Banks should not get caught up in such guessing games. They should simply follow UniCredit and KBC, and disclose their Pillar 2 guidance.
The European Central Bank first split its capital demands into “guidance” and “requirements” in last year’s supervisory review and evaluation process (SREP), as a means of clarifying when capital-strapped banks face legal consequences.
Breaching requirements, rather than guidance, forces regulators to act, including by restricting coupon and dividend payments, while a breach of guidance does not automatically trigger any legal action at all. Accordingly, European banks need only disclose their Pillar 2 capital requirements to the market. They are under no such obligation when it comes to guidance.

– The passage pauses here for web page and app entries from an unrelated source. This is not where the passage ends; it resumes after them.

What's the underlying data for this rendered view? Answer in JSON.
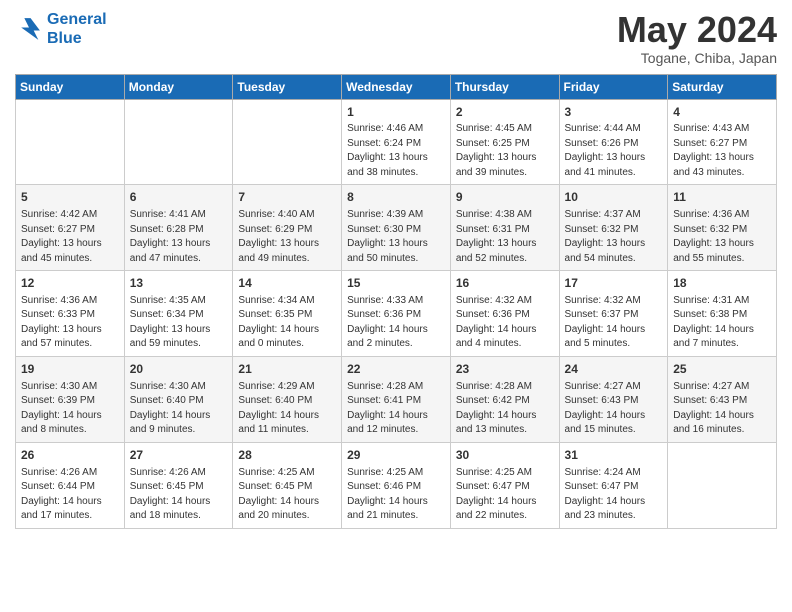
{
  "header": {
    "logo_line1": "General",
    "logo_line2": "Blue",
    "month": "May 2024",
    "location": "Togane, Chiba, Japan"
  },
  "weekdays": [
    "Sunday",
    "Monday",
    "Tuesday",
    "Wednesday",
    "Thursday",
    "Friday",
    "Saturday"
  ],
  "rows": [
    [
      {
        "day": "",
        "info": ""
      },
      {
        "day": "",
        "info": ""
      },
      {
        "day": "",
        "info": ""
      },
      {
        "day": "1",
        "info": "Sunrise: 4:46 AM\nSunset: 6:24 PM\nDaylight: 13 hours\nand 38 minutes."
      },
      {
        "day": "2",
        "info": "Sunrise: 4:45 AM\nSunset: 6:25 PM\nDaylight: 13 hours\nand 39 minutes."
      },
      {
        "day": "3",
        "info": "Sunrise: 4:44 AM\nSunset: 6:26 PM\nDaylight: 13 hours\nand 41 minutes."
      },
      {
        "day": "4",
        "info": "Sunrise: 4:43 AM\nSunset: 6:27 PM\nDaylight: 13 hours\nand 43 minutes."
      }
    ],
    [
      {
        "day": "5",
        "info": "Sunrise: 4:42 AM\nSunset: 6:27 PM\nDaylight: 13 hours\nand 45 minutes."
      },
      {
        "day": "6",
        "info": "Sunrise: 4:41 AM\nSunset: 6:28 PM\nDaylight: 13 hours\nand 47 minutes."
      },
      {
        "day": "7",
        "info": "Sunrise: 4:40 AM\nSunset: 6:29 PM\nDaylight: 13 hours\nand 49 minutes."
      },
      {
        "day": "8",
        "info": "Sunrise: 4:39 AM\nSunset: 6:30 PM\nDaylight: 13 hours\nand 50 minutes."
      },
      {
        "day": "9",
        "info": "Sunrise: 4:38 AM\nSunset: 6:31 PM\nDaylight: 13 hours\nand 52 minutes."
      },
      {
        "day": "10",
        "info": "Sunrise: 4:37 AM\nSunset: 6:32 PM\nDaylight: 13 hours\nand 54 minutes."
      },
      {
        "day": "11",
        "info": "Sunrise: 4:36 AM\nSunset: 6:32 PM\nDaylight: 13 hours\nand 55 minutes."
      }
    ],
    [
      {
        "day": "12",
        "info": "Sunrise: 4:36 AM\nSunset: 6:33 PM\nDaylight: 13 hours\nand 57 minutes."
      },
      {
        "day": "13",
        "info": "Sunrise: 4:35 AM\nSunset: 6:34 PM\nDaylight: 13 hours\nand 59 minutes."
      },
      {
        "day": "14",
        "info": "Sunrise: 4:34 AM\nSunset: 6:35 PM\nDaylight: 14 hours\nand 0 minutes."
      },
      {
        "day": "15",
        "info": "Sunrise: 4:33 AM\nSunset: 6:36 PM\nDaylight: 14 hours\nand 2 minutes."
      },
      {
        "day": "16",
        "info": "Sunrise: 4:32 AM\nSunset: 6:36 PM\nDaylight: 14 hours\nand 4 minutes."
      },
      {
        "day": "17",
        "info": "Sunrise: 4:32 AM\nSunset: 6:37 PM\nDaylight: 14 hours\nand 5 minutes."
      },
      {
        "day": "18",
        "info": "Sunrise: 4:31 AM\nSunset: 6:38 PM\nDaylight: 14 hours\nand 7 minutes."
      }
    ],
    [
      {
        "day": "19",
        "info": "Sunrise: 4:30 AM\nSunset: 6:39 PM\nDaylight: 14 hours\nand 8 minutes."
      },
      {
        "day": "20",
        "info": "Sunrise: 4:30 AM\nSunset: 6:40 PM\nDaylight: 14 hours\nand 9 minutes."
      },
      {
        "day": "21",
        "info": "Sunrise: 4:29 AM\nSunset: 6:40 PM\nDaylight: 14 hours\nand 11 minutes."
      },
      {
        "day": "22",
        "info": "Sunrise: 4:28 AM\nSunset: 6:41 PM\nDaylight: 14 hours\nand 12 minutes."
      },
      {
        "day": "23",
        "info": "Sunrise: 4:28 AM\nSunset: 6:42 PM\nDaylight: 14 hours\nand 13 minutes."
      },
      {
        "day": "24",
        "info": "Sunrise: 4:27 AM\nSunset: 6:43 PM\nDaylight: 14 hours\nand 15 minutes."
      },
      {
        "day": "25",
        "info": "Sunrise: 4:27 AM\nSunset: 6:43 PM\nDaylight: 14 hours\nand 16 minutes."
      }
    ],
    [
      {
        "day": "26",
        "info": "Sunrise: 4:26 AM\nSunset: 6:44 PM\nDaylight: 14 hours\nand 17 minutes."
      },
      {
        "day": "27",
        "info": "Sunrise: 4:26 AM\nSunset: 6:45 PM\nDaylight: 14 hours\nand 18 minutes."
      },
      {
        "day": "28",
        "info": "Sunrise: 4:25 AM\nSunset: 6:45 PM\nDaylight: 14 hours\nand 20 minutes."
      },
      {
        "day": "29",
        "info": "Sunrise: 4:25 AM\nSunset: 6:46 PM\nDaylight: 14 hours\nand 21 minutes."
      },
      {
        "day": "30",
        "info": "Sunrise: 4:25 AM\nSunset: 6:47 PM\nDaylight: 14 hours\nand 22 minutes."
      },
      {
        "day": "31",
        "info": "Sunrise: 4:24 AM\nSunset: 6:47 PM\nDaylight: 14 hours\nand 23 minutes."
      },
      {
        "day": "",
        "info": ""
      }
    ]
  ]
}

But Pillar 2 guidance is a very important number for banks, investors and regulators alike.
Danielle Nouy, chair of the ECB’s supervisory board, explained its significance clearly in a letter to Member of the European Parliament Sven Giegold last year.
“Failing to meet Pillar 2 guidance would lead to intensified supervision and institution-specific measures designed to re-establish a prudent level of capital,” she said.
Regulators might themselves argue that keeping guidance a secret gives them important breathing space to establish their demands year on year, or help turnaround struggling banks without spooking the market or losing credibility.
But investors can easily use the numbers available to them to try and work out guidance for those that have not disclosed. And if more banks publish the number, there will be more pressure on those that don’t.
A pattern is already emerging. Pillar 2 guidance for both UniCredit and KBC appears to be in line with the difference between last year’s Pillar 2 amount and this year’s Pillar 2 requirement.
Splitting Pillar 2 into requirements and guidance does not therefore seem to have raised or lowered overall capital demands — it has simply made them a little murkier.
But markets operate best with greater transparency.
There is simply no need for banks let the size of their capital buffers become a subject for speculation when they have the option to publish all of their supervisory capital demands.